_WORK INSTRUCTION_
The answer must consist of every line below that holds the word "level".

Component data from apps and pages
────────────────

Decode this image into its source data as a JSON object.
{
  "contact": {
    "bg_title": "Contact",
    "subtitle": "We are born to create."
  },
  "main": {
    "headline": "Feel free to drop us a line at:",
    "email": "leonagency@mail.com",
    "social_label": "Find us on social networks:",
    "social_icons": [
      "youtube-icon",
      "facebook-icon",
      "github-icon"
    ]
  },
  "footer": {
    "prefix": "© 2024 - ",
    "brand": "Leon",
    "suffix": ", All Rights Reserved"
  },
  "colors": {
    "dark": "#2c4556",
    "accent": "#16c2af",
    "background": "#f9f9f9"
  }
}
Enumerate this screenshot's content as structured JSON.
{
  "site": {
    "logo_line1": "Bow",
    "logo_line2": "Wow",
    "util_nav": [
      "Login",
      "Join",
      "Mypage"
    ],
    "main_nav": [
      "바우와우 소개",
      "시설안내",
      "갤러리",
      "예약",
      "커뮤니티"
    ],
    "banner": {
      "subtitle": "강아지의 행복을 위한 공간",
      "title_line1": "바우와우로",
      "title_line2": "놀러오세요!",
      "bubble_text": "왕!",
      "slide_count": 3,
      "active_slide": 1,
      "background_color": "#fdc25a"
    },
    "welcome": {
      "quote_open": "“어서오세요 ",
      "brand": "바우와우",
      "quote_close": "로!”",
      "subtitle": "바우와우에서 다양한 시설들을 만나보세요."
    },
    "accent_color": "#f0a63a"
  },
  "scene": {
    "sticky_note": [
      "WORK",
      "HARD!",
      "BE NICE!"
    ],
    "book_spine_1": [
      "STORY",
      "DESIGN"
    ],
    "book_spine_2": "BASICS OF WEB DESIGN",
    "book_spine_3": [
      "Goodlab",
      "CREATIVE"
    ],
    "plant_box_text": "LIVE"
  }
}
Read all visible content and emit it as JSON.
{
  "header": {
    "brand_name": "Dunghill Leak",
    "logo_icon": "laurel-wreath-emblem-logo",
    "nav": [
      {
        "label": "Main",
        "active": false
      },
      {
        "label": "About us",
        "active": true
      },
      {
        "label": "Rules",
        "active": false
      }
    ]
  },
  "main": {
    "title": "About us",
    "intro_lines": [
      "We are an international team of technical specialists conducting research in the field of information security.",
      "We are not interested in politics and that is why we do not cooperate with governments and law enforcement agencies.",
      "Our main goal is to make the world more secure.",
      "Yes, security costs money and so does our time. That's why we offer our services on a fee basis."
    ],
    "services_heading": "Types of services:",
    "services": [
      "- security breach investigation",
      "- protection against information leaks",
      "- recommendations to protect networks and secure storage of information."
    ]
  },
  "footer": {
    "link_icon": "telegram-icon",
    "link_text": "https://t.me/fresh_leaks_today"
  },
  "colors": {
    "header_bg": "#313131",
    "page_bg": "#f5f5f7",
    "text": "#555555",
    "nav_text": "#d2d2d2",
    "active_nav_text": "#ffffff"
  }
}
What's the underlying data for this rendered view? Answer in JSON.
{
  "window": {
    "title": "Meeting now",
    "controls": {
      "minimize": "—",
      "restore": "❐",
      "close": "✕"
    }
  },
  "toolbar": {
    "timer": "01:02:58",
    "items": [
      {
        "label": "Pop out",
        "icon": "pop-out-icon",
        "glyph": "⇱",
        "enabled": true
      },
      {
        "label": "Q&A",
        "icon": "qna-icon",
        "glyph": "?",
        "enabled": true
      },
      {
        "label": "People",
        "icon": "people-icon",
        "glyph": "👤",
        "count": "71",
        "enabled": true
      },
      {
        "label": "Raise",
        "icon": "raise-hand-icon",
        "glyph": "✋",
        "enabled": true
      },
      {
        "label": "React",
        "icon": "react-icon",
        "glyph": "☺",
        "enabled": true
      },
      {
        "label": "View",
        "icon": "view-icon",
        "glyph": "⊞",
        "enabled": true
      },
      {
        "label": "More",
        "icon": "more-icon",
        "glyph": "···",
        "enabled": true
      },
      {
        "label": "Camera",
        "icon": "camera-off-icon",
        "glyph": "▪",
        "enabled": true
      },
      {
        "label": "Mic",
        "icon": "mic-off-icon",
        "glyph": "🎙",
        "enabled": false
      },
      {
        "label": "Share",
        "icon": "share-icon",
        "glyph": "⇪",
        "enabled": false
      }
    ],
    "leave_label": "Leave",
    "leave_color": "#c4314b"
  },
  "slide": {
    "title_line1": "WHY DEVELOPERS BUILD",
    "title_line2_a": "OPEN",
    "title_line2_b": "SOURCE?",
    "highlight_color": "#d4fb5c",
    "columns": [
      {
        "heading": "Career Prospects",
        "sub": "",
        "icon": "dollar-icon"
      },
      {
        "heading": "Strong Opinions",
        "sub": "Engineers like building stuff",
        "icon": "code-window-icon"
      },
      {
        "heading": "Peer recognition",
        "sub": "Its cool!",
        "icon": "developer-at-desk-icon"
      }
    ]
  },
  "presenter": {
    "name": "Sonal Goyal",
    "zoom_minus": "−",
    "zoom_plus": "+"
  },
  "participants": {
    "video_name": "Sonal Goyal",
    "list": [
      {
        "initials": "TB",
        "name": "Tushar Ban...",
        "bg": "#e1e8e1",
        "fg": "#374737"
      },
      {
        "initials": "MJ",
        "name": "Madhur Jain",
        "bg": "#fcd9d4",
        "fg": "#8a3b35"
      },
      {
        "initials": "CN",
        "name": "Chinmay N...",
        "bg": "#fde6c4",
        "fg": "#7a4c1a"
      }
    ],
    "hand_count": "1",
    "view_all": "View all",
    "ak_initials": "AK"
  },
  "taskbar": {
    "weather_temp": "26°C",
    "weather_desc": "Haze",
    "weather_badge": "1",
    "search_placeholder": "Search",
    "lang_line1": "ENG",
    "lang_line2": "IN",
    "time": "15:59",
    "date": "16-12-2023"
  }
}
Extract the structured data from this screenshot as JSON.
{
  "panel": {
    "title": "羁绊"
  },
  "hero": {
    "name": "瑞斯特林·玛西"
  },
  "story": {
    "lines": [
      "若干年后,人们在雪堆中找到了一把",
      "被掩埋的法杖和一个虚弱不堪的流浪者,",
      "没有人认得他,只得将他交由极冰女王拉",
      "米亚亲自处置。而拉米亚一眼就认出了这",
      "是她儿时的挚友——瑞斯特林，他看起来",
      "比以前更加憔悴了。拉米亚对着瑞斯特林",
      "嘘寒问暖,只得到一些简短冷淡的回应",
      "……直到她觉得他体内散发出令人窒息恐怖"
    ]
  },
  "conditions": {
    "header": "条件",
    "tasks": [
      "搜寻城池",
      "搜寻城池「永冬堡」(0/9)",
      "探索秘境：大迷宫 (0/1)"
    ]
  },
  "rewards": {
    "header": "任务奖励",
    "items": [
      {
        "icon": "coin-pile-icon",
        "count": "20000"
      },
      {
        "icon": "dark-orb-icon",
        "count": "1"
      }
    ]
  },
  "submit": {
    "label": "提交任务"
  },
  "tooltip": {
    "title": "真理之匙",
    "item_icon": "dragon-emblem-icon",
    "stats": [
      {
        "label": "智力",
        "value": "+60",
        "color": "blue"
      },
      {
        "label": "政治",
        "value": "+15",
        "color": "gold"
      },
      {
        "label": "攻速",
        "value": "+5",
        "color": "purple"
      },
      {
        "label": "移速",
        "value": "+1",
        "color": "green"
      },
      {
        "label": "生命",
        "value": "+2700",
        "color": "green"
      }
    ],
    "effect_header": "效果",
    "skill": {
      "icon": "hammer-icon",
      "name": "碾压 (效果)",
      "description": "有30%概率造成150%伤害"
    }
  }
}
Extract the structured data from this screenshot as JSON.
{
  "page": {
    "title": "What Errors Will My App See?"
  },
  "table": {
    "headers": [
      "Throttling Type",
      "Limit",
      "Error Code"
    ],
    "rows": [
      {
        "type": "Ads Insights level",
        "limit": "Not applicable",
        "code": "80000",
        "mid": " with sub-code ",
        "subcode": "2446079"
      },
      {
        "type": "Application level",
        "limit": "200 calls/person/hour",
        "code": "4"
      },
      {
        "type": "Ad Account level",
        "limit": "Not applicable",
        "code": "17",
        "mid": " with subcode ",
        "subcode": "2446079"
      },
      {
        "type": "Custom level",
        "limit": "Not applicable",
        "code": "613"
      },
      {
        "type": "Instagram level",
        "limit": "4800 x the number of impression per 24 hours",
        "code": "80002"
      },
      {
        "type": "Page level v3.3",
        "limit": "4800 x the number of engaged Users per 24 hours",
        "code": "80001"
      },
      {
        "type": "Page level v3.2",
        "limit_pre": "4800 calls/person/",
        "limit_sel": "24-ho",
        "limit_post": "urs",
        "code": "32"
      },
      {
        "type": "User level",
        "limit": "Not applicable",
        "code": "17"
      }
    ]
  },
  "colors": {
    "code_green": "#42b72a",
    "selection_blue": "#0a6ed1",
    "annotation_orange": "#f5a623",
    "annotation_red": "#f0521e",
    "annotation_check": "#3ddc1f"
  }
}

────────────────

_RESPONSE TO THIS EXERCISE_
        "type": "Ads Insights level",
        "type": "Application level",
        "type": "Ad Account level",
        "type": "Custom level",
        "type": "Instagram level",
        "type": "Page level v3.3",
        "type": "Page level v3.2",
        "type": "User level",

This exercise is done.